Continued fighting in many parts of Ethiopia’s Tigray region is hindering efforts to deliver aid, the UN says.
Millions of people are said to be running out of food and medicines.
UN officials told AFP there was still no access on Friday, despite a deal allowing “unimpeded” humanitarian access to government-controlled areas.
The military entered the regional capital Mekelle last weekend and said the month-long conflict with forces of the TPLF group was over.
Hundreds of people have reportedly been killed in the fighting with the Tigray People’s Liberation Front. Tens of thousands of people have been displaced, with a wave of refugees fleeing into Sudan.
The BBC managed to speak on Thursday to people in Mekelle who said “fighting is still going on in places near the city”. The TPLF says it is still fighting.
Ethiopia’s minister in charge of democratisation, Zadig Abraha, dismissed this, saying “there is no war”.
Getachew Reda, a member of the TPLF Executive Committee, told the BBC the situation in Mekelle was “very tense”.
“People have no appetite whatsoever to countenance the invading forces,” he said.
TPLF troops had withdrawn from Mekelle to spare the city a massive bombardment from the attacking forces, he said, but fighting was taking place on the city’s outskirts.
“My forces are fighting for the self-determination rights of their people. They are fighting gallantly and heroically and there is no reason why they should surrender,” he told the BBC’s Focus on Africa programme.
However he said the TPLF was ready to negotiate.
“While we would not submit to any arm-twisting, we remain beholden to the need for peace,” he said.
‘No aid before next week’
Saviano Abreu, spokesman for the UN’s humanitarian co-ordination office, told AFP: “We have reports of fighting still going on in many parts of Tigray. This is concerning and it’s a complex situation for us.”
On Wednesday, the UN announced it had reached an agreement to deliver aid in areas of Tigray that were government-controlled.
But as of Friday, security assessments were still being conducted and three UN officials told AFP that aid was not expected to arrive before next week.
“We have been granted this access, this agreement with the federal government. But we also have to have the same kind of agreement with all parties to the conflict to make sure we actually have unconditional free access to Tigray,” Mr Abreu said.
Among those in need of urgent aid are some 96,000 refugees who fled persecution and compulsory military service in neighbouring Eritrea and have been living in camps in Tigray.
Their camps are believed to be running out of food. There are also unconfirmed reports of attacks and abductions.
Ann Encontre, head of the UN refugee agency in Ethiopia, said it was urgently trying to get food, medicines and other supplies to the refugees, and assess “very grim” reports on the security of the camps.
“We’ve heard of deaths of refugees, we’ve heard of some being forced into conscription. We’ve heard of abductions,” she told AFP.
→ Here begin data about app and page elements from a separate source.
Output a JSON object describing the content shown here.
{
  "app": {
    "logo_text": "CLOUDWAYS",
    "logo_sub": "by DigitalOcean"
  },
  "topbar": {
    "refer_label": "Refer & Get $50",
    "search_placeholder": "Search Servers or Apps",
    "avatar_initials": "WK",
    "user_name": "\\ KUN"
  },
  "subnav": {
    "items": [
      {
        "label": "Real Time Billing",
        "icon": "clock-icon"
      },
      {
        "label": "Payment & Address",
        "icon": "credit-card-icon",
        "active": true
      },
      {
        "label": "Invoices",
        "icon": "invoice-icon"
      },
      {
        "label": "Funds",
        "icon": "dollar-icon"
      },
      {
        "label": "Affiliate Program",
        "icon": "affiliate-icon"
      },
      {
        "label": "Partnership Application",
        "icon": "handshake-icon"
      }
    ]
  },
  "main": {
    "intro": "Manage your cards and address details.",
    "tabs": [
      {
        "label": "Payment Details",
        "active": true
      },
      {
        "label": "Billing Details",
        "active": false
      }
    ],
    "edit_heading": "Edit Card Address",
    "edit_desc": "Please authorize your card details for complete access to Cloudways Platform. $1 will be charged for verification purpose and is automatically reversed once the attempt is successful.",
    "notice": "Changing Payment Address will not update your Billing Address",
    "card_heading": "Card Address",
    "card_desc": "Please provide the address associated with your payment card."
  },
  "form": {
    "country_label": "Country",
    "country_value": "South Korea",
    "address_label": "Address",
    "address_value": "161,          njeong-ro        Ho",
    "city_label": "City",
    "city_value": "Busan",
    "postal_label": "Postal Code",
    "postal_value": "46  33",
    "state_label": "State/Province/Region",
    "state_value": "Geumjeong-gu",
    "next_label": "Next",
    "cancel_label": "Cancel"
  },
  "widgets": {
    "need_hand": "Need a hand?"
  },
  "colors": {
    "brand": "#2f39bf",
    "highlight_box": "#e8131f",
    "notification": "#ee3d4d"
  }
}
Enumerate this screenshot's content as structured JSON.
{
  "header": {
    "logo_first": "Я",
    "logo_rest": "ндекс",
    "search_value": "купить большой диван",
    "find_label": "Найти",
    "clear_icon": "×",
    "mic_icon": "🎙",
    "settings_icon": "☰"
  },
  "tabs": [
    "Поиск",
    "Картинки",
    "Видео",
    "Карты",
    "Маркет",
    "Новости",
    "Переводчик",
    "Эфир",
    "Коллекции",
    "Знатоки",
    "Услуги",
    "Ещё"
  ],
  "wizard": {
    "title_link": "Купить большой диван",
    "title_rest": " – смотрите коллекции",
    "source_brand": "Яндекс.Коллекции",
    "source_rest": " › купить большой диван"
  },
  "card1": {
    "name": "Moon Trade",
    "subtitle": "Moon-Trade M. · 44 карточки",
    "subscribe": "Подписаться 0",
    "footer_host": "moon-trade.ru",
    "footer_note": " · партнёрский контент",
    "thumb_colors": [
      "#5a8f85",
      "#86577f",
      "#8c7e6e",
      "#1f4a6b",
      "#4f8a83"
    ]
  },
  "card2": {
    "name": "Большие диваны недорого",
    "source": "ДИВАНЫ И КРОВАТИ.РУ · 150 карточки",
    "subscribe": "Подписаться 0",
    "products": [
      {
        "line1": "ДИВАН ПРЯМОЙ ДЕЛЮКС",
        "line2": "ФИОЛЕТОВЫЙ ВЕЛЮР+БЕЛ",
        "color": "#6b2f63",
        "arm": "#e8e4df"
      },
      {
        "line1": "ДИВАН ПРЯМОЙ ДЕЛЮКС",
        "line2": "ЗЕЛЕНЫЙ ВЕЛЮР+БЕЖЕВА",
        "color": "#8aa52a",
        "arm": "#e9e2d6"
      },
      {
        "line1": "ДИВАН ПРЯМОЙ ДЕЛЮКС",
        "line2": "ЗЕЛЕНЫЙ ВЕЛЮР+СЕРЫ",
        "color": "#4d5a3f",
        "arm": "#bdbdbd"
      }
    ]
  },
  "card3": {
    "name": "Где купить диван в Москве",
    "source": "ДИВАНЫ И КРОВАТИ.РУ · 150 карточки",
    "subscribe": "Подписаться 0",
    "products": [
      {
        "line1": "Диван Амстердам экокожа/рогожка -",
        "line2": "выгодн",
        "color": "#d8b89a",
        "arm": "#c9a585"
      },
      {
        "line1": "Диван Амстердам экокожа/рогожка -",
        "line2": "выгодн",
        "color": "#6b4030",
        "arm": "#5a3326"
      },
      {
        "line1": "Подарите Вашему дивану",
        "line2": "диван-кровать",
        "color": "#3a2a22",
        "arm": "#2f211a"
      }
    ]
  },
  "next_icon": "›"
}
Communications blackouts since the start of the fighting have made it difficult to verify such reports.
Why are the government and TPLF fighting?
The TPLF dominated Ethiopia’s military and political life for decades before PM Abiy Ahmed took office in 2018 and pushed through major reforms.
Last year, Mr Ahmed dissolved the ruling coalition, made up of several ethnically based regional parties, and merged them into a single, national party, which the TPLF refused to join.
The feud escalated in September, when Tigray held a regional election, defying a nationwide ban on all polls imposed because of the coronavirus pandemic. Mr Abiy responded by calling the vote illegal.
The TPLF sees Mr Abiy’s reforms as an attempt to hand his central government more power and weaken regional states.
It also resents what it calls the prime minister’s “unprincipled” friendship with Eritrean President Isaias Afwerki.
Read from source: https://www.bbc.com/news/world-africa-55184096